Cognitive Distortions: The cognitive-behavioral approach focuses on the role of cognitive distortions in the God Complex. Individuals with this complex often exhibit patterns of irrational and grandiose thinking, believing themselves to be superior and infallible.
Reinforcement and Conditioning: Behavioral aspects, such as reinforcement and conditioning, also play a role. If an individual’s exaggerated sense of self is continually reinforced by their environment, this can strengthen the complex.
Self-Actualization Gone Awry: From a humanistic viewpoint, the God Complex might be seen as a distorted attempt at self-actualization. Instead of achieving a healthy realization of one’s potential, the individual veers off into an unrealistic self-perception of greatness and omnipotence.
Lack of Genuine Self-Acceptance: Humanistic psychologists might argue that individuals with a God Complex lack genuine self-acceptance and self-understanding, leading them to construct a grandiose self-image as compensation.
Social and Cultural Factors
Cultural Reinforcement: Social and cultural factors can also contribute to the development of a God Complex. Societal values that emphasize power, success, and individualism might inadvertently reinforce and glorify traits associated with this complex.
Media and Public Figures: The portrayal of certain public figures and characters in media, who are often depicted as infallible and supremely powerful, might also influence the development of a God Complex in susceptible individuals.
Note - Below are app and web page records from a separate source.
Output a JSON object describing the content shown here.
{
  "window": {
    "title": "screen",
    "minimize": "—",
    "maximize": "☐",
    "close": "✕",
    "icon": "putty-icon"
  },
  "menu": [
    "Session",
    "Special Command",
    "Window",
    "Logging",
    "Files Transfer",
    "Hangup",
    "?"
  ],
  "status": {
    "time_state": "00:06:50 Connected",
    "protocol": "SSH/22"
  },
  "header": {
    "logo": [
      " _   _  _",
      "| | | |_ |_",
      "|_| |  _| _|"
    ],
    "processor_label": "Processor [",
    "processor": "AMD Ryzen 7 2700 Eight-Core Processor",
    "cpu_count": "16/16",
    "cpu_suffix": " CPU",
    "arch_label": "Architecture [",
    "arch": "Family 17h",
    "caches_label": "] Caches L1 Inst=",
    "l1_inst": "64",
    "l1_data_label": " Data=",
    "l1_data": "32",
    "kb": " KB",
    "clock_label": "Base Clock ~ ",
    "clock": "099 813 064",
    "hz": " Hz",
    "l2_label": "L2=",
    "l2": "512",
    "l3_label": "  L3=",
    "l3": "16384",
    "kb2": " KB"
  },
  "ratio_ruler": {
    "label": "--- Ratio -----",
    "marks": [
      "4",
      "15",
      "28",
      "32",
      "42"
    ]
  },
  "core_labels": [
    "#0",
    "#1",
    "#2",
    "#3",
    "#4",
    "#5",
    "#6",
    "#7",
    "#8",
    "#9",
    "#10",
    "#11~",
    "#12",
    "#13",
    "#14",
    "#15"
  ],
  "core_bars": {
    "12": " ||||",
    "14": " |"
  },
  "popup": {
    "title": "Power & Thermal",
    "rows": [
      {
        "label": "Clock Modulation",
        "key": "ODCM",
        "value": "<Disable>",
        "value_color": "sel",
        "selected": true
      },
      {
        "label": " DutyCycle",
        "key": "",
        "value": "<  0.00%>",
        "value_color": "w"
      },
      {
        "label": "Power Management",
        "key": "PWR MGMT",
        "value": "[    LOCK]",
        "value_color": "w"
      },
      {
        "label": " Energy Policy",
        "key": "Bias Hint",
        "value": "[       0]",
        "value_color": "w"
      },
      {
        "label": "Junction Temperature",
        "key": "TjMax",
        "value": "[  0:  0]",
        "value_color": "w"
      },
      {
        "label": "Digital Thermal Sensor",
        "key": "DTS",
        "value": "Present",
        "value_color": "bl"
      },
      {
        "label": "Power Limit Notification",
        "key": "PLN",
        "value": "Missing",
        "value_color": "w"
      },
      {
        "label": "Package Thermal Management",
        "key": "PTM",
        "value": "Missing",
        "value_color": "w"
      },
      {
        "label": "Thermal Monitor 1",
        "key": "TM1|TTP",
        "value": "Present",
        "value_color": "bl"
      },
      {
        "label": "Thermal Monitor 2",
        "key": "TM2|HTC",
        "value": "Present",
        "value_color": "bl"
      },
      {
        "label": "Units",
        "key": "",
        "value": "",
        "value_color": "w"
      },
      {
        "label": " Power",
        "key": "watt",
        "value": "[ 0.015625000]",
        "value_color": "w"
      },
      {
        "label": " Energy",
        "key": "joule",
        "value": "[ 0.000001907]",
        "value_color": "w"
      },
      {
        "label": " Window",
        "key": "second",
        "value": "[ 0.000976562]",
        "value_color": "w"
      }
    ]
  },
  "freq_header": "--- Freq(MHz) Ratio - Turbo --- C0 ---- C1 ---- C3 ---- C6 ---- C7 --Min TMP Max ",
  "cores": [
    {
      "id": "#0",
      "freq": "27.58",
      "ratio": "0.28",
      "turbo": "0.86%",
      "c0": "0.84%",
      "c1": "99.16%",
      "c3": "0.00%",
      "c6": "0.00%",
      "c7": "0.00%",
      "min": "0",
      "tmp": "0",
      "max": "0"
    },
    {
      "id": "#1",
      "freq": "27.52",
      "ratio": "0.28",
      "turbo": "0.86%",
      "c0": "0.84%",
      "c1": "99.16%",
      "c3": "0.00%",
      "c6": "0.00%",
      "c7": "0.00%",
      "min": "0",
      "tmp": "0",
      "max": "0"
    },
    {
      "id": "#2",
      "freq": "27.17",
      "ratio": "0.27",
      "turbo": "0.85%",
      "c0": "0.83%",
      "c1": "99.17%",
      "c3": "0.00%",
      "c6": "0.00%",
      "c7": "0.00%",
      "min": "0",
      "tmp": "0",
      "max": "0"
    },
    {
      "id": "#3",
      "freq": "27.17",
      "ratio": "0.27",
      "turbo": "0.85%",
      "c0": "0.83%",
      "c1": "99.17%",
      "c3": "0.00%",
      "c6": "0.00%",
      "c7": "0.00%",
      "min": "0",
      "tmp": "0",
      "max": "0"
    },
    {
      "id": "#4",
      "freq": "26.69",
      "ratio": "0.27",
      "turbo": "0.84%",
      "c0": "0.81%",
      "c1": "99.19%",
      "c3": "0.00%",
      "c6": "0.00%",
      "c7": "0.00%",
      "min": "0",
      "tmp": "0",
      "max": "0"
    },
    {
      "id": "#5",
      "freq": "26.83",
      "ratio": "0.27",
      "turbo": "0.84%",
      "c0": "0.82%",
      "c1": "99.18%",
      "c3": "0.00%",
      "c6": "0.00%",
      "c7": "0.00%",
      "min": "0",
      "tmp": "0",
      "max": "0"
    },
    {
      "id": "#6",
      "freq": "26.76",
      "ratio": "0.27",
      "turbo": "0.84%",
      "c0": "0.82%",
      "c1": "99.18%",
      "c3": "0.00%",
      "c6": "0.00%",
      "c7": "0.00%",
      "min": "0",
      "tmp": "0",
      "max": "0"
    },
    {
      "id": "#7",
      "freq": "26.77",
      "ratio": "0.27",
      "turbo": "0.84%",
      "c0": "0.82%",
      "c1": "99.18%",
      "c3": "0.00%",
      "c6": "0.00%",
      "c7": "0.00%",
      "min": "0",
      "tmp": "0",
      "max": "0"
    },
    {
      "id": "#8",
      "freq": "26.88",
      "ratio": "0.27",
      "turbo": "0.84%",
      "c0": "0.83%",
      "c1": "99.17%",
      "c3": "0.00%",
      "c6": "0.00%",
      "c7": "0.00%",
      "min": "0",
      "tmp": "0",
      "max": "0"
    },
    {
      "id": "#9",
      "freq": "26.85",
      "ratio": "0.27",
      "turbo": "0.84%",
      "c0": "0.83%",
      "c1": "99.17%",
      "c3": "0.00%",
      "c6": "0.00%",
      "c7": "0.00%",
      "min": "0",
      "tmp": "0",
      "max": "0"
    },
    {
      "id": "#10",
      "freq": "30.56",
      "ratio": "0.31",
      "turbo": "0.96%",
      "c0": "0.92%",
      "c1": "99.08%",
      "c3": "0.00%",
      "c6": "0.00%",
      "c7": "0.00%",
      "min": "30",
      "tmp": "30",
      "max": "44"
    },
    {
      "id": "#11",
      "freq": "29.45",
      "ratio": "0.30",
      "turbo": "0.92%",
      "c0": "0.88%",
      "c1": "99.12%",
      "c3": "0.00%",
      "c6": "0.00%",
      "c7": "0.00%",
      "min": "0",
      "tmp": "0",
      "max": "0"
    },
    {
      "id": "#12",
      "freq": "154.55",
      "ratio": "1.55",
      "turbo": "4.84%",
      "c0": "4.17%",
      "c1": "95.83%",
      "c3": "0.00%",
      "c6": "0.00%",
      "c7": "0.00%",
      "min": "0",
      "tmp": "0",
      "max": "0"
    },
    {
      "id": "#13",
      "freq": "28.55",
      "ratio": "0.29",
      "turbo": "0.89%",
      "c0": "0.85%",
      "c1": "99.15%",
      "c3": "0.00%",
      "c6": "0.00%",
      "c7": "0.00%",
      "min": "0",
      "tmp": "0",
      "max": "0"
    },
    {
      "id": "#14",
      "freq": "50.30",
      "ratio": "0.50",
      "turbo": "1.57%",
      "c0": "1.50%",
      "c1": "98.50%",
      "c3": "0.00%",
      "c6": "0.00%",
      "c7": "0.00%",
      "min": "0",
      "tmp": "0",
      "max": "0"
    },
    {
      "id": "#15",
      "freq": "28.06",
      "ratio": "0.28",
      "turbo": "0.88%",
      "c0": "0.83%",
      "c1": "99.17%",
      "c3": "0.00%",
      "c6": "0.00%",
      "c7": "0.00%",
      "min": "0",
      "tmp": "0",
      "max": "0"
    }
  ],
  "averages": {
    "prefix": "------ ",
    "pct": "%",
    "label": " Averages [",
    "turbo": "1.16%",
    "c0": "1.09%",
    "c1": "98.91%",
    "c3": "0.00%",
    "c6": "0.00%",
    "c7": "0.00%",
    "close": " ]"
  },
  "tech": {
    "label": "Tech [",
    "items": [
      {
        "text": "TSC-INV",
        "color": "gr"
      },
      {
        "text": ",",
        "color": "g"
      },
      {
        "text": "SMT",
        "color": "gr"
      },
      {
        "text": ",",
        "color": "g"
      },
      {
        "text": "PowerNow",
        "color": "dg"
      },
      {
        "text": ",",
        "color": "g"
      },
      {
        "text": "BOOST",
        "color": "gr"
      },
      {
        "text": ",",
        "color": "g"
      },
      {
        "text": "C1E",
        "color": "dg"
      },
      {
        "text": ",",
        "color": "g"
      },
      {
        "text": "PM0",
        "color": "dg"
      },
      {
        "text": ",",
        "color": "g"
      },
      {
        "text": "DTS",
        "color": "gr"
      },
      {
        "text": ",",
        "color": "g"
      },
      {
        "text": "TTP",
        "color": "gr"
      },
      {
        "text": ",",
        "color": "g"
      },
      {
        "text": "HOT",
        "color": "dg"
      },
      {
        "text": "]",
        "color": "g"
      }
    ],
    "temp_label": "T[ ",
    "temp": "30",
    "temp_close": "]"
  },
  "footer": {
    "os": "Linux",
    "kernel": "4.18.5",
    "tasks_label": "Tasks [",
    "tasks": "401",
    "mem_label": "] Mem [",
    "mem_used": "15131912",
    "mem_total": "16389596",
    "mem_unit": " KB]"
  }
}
The God Complex can have significant implications in various areas of life:
- Personal Relationships: It often leads to strained relationships, as the individual’s inability to empathize or acknowledge others’ viewpoints creates conflicts.
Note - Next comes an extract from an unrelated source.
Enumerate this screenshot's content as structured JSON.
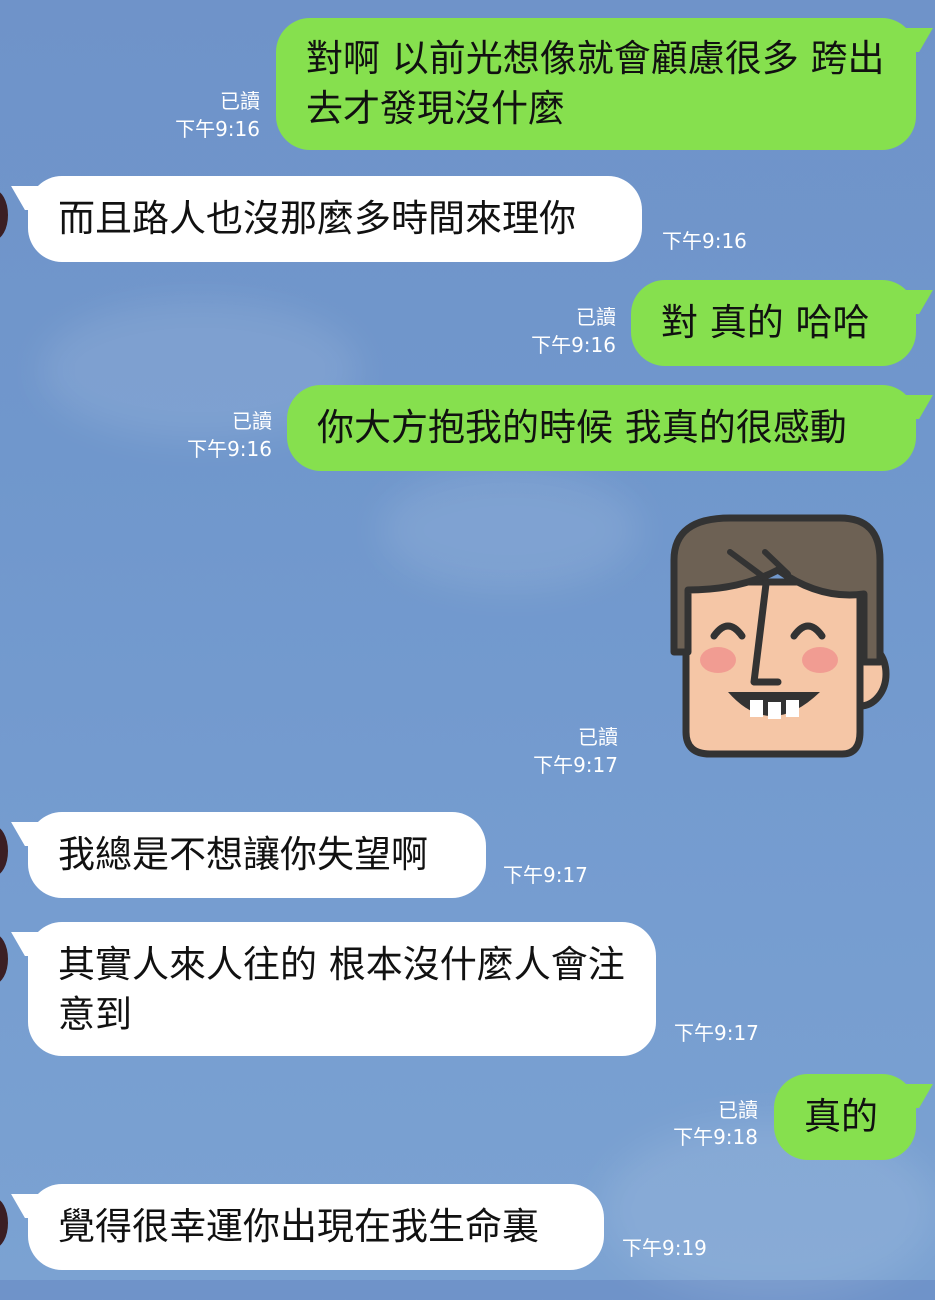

- Professional Environment: In the workplace, it can result in poor leadership, decision-making errors, and a toxic work environment.
- Mental Health: While it may appear as a form of extreme self-confidence, the God Complex can mask deeper psychological issues, potentially leading to isolation, relationship difficulties, and mental health challenges.
Examples of the God Complex
In Medicine: Some medical practitioners may develop a God Complex, feeling they are infallible in diagnoses and treatments, which can lead to medical arrogance and errors.
In Business and Technology: High-profile CEOs or tech moguls who showcase a relentless pursuit of power and a belief in their unchallengeable vision.
In Popular Culture: Fictional characters in literature and movies often embody this complex, serving as cautionary tales of hubris and downfall.
The God Complex is not just a relic of myth and legend but a living, breathing psychological phenomenon that impacts individuals and societies. Its study offers a mirror to humanity, reflecting how the intoxicating allure of power and superiority can lead to a distorted self-perception.
Recognizing and understanding the God Complex is crucial, as it not only illuminates aspects of individual psychology but also serves as a warning against the excesses of unchecked power and ego. In the end, the study of the God Complex is a study of the human condition itself, in all its grandeur and fallibility.